*Aftrong and ftriking obfervation might here be made-viz. that at the time CHRIST held this difcourfe with the Pharisees, the whole law of Mofes was in its full force, even the CEREMONIAL LAW itself; to which CHRIST was fubject, and which He obferved, from the hour of His circumcifion to His laft fupper, when He ate the paffover with His difciples. Luke xxii. 15. Nor did this law vanish away, 'till it had its full accomplishment in the death, refurrection, and afcenfion of the great and glorious antitype; when, having made peace through the blood of His cross, Col. i. 20, He entered in once into the HOLY PLACE, having obtained eternal redemption for us. Heb. ix. 12. From whence it follows, that during CHRIST'S miniftry on earth, no part of the law of MOSES could, confiftently with the character which OUR LORD fuftained, be altered in a fingle jot or tittlefor He came not to deftroy the law, but to fulfil it-this could not be, if he revoked or altered, but more especially if he opposed, any part of it.
"told, If. xl. 3. Mal. iii. 1.-ye were under "the teachings of the legal and prophetical difpenfation; but fince John's coming, that gofpel, which was prefigured by the cere"monial and typical rites of the Mofaic difpenfation, and foretold for ages together by the prophets, is now openly declared. "This is not confined, as the others were, to the Jews only; but multitudes of perfons, of what nation or character foever, even publicans and finners of the Gentiles, "fenfible of their fin and mifery, fhall be "invited to partake of its bleffings, and will eagerly prefs for an intereft in them, though they be no obfervers of the rites and cere"monies of the law.
"And yet the law is not hereby made "void ;-the prophecies, types, and shadows "of the Old Teftament, are fully accom
plished; the moral law is honoured and "confirmed, its precepts explained, and all "its commandments established as a law of My kingdom, as an eternal and unchange"able rule of life to all My subjects. There"fore think not that I came to deftroy the law. "(naтaλvoα, Matt. v. 17.) to diffolve it, or "loofen men from any of its obligations in point of obedience-It is easier for heaven " and earth to pass, than one tittle of the law "to fail-therefore, however you may have "been taught to make it void by your tradi"tions, and especially with regard to your "treatment of your wives, by which you are daily violating the law of marriage, in "the
"the unjust and fcandalous divorcements, "which your rabbies have taught you to "abuse to the purposes of licentioufnefs and
cruelty, yet the law of GOD changeth not, "it is the fame now as in the days of Adam; " and therefore-whoever puts away his wife

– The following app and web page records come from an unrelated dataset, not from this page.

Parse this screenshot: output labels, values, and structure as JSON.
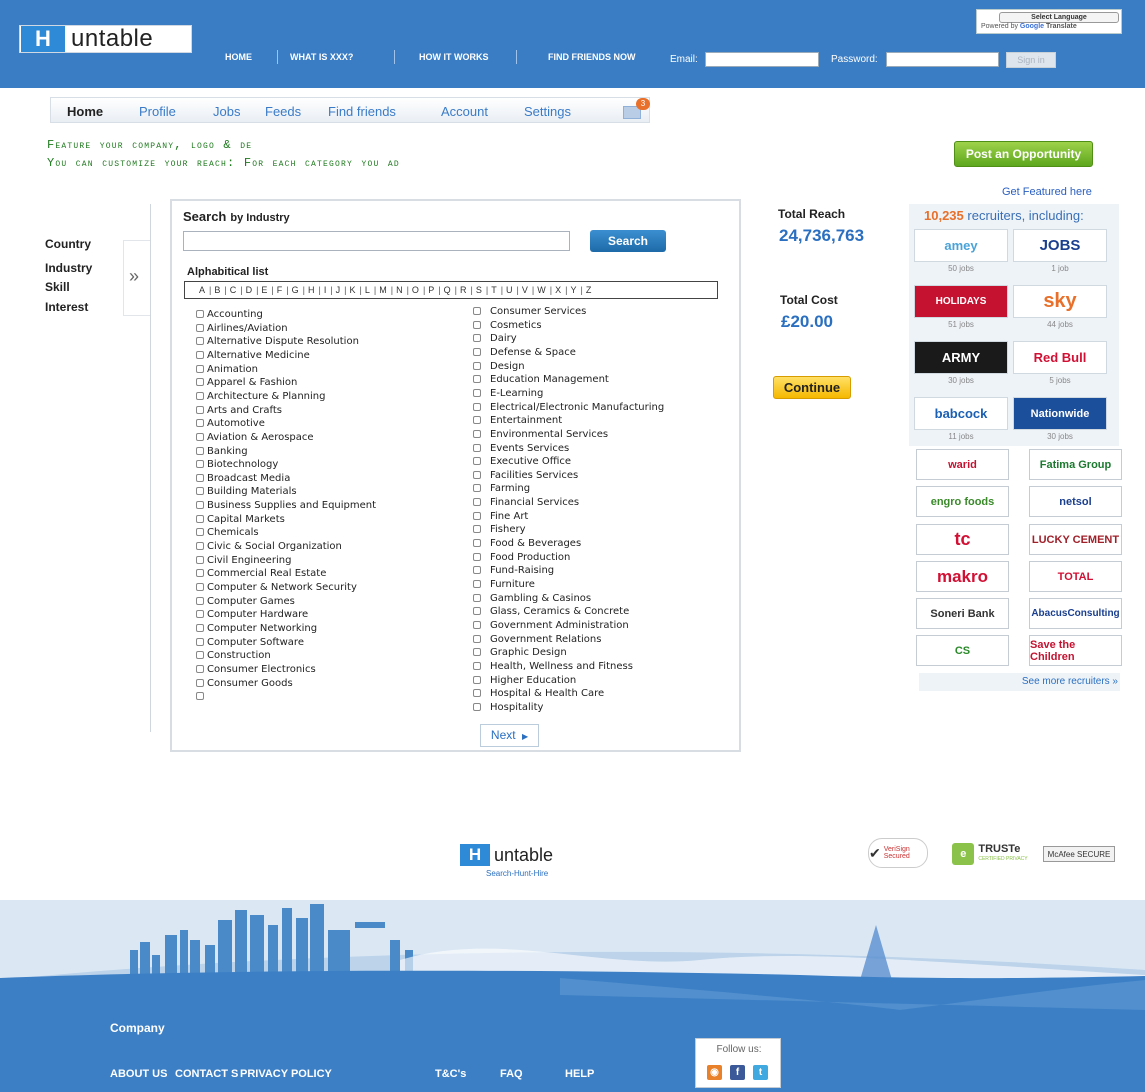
{
  "header": {
    "logo_letter": "H",
    "logo_text": "untable",
    "nav": [
      {
        "label": "HOME"
      },
      {
        "label": "WHAT IS XXX?"
      },
      {
        "label": "HOW IT WORKS"
      },
      {
        "label": "FIND FRIENDS NOW"
      }
    ],
    "email_label": "Email:",
    "password_label": "Password:",
    "email_value": "",
    "password_value": "",
    "signin_label": "Sign in",
    "language_select": "Select Language",
    "powered_by": "Powered by",
    "google": "Google",
    "translate": "Translate"
  },
  "mainnav": {
    "items": [
      {
        "label": "Home"
      },
      {
        "label": "Profile"
      },
      {
        "label": "Jobs"
      },
      {
        "label": "Feeds"
      },
      {
        "label": "Find friends"
      },
      {
        "label": "Account"
      },
      {
        "label": "Settings"
      }
    ],
    "mail_count": "3"
  },
  "feature": {
    "line1": "Feature your company, logo & de",
    "line2": "You can customize your reach: For each category you ad"
  },
  "post_opportunity": "Post an Opportunity",
  "get_featured": "Get Featured here",
  "filters": [
    "Country",
    "Industry",
    "Skill",
    "Interest"
  ],
  "filter_arrow": "»",
  "search": {
    "title": "Search",
    "subtitle": "by Industry",
    "value": "",
    "button": "Search",
    "alpha_title": "Alphabitical list",
    "letters": [
      "A",
      "B",
      "C",
      "D",
      "E",
      "F",
      "G",
      "H",
      "I",
      "J",
      "K",
      "L",
      "M",
      "N",
      "O",
      "P",
      "Q",
      "R",
      "S",
      "T",
      "U",
      "V",
      "W",
      "X",
      "Y",
      "Z"
    ]
  },
  "industries_left": [
    "Accounting",
    "Airlines/Aviation",
    "Alternative Dispute Resolution",
    "Alternative Medicine",
    "Animation",
    "Apparel & Fashion",
    "Architecture & Planning",
    "Arts and Crafts",
    "Automotive",
    "Aviation & Aerospace",
    "Banking",
    "Biotechnology",
    "Broadcast Media",
    "Building Materials",
    "Business Supplies and Equipment",
    "Capital Markets",
    "Chemicals",
    "Civic & Social Organization",
    "Civil Engineering",
    "Commercial Real Estate",
    "Computer & Network Security",
    "Computer Games",
    "Computer Hardware",
    "Computer Networking",
    "Computer Software",
    "Construction",
    "Consumer Electronics",
    "Consumer Goods"
  ],
  "industries_right": [
    "Consumer Services",
    "Cosmetics",
    "Dairy",
    "Defense & Space",
    "Design",
    "Education Management",
    "E-Learning",
    "Electrical/Electronic Manufacturing",
    "Entertainment",
    "Environmental Services",
    "Events Services",
    "Executive Office",
    "Facilities Services",
    "Farming",
    "Financial Services",
    "Fine Art",
    "Fishery",
    "Food & Beverages",
    "Food Production",
    "Fund-Raising",
    "Furniture",
    "Gambling & Casinos",
    "Glass, Ceramics & Concrete",
    "Government Administration",
    "Government Relations",
    "Graphic Design",
    "Health, Wellness and Fitness",
    "Higher Education",
    "Hospital & Health Care",
    "Hospitality"
  ],
  "next_label": "Next",
  "reach": {
    "total_reach_label": "Total Reach",
    "total_reach_value": "24,736,763",
    "total_cost_label": "Total Cost",
    "total_cost_value": "£20.00",
    "continue_label": "Continue"
  },
  "recruiters": {
    "count": "10,235",
    "suffix": "recruiters, including:",
    "featured": [
      {
        "name": "amey",
        "jobs": "50 jobs",
        "color": "#4aa3d8"
      },
      {
        "name": "JOBS",
        "jobs": "1 job",
        "color": "#1b3f8f"
      },
      {
        "name": "HOLIDAYS",
        "jobs": "51 jobs",
        "color": "#c41230"
      },
      {
        "name": "sky",
        "jobs": "44 jobs",
        "color": "#e8702a"
      },
      {
        "name": "ARMY",
        "jobs": "30 jobs",
        "color": "#ffffff"
      },
      {
        "name": "Red Bull",
        "jobs": "5 jobs",
        "color": "#d21034"
      },
      {
        "name": "babcock",
        "jobs": "11 jobs",
        "color": "#1a5fb4"
      },
      {
        "name": "Nationwide",
        "jobs": "30 jobs",
        "color": "#ffffff"
      }
    ],
    "others": [
      {
        "name": "warid",
        "color": "#c41230"
      },
      {
        "name": "Fatima Group",
        "color": "#1a7a2e"
      },
      {
        "name": "engro foods",
        "color": "#3a8a2a"
      },
      {
        "name": "netsol",
        "color": "#1b3f8f"
      },
      {
        "name": "tc",
        "color": "#d21034"
      },
      {
        "name": "LUCKY CEMENT",
        "color": "#a0202a"
      },
      {
        "name": "makro",
        "color": "#d21034"
      },
      {
        "name": "TOTAL",
        "color": "#d21034"
      },
      {
        "name": "Soneri Bank",
        "color": "#333333"
      },
      {
        "name": "AbacusConsulting",
        "color": "#1b3f8f"
      },
      {
        "name": "CS",
        "color": "#2a8a2a"
      },
      {
        "name": "Save the Children",
        "color": "#c41230"
      }
    ],
    "see_more": "See more recruiters »"
  },
  "footer": {
    "logo_letter": "H",
    "logo_text": "untable",
    "tagline": "Search-Hunt-Hire",
    "verisign": "VeriSign Secured",
    "truste": "TRUSTe",
    "truste_sub": "CERTIFIED PRIVACY",
    "mcafee": "McAfee SECURE",
    "company_label": "Company",
    "links": [
      {
        "label": "ABOUT US"
      },
      {
        "label": "CONTACT S"
      },
      {
        "label": "PRIVACY POLICY"
      },
      {
        "label": "T&C's"
      },
      {
        "label": "FAQ"
      },
      {
        "label": "HELP"
      }
    ],
    "follow_us": "Follow us:"
  },
  "colors": {
    "brand_blue": "#3b7dc4",
    "link_blue": "#2a6fc0",
    "accent_green": "#5da71e",
    "accent_orange": "#e8702a",
    "feature_green": "#1f7a1f"
  }
}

unjustly, breaks the law which commands "him to cleave to her, and puts afunder what "GOD bath joined together-and if this be "done in order to marry one you like better, " and under fuch circumftances of provoca"tion, as force the wife you put away to marry another man, fhe certainly fins against "the feventh commandment, as does the man who takes her; but yet the guilt of adultery is not confined to them, but lights upon you also, who, by your unlawful treatment of your wife, in putting her away unjustly, caused her to commit it (fee "Matt. v. 32.) You are therefore answerable "before GOD as an adulterer; for there is no difference, in the eye of His law, be"tween the perpetrator of a crime, and the inftigator and promoter of it.”
In the above paraphrafe on the context, I have endeavoured to take in the whole sense of the paffage, as agreeable to, and reconcileable with, the law of the Old Teftament; for it was certainly by this, that our LORD regulated all His thoughts, words, and actions, on every subject, and upon every occafion, as well as in the inftance of what He faid, Luke xvi. 18.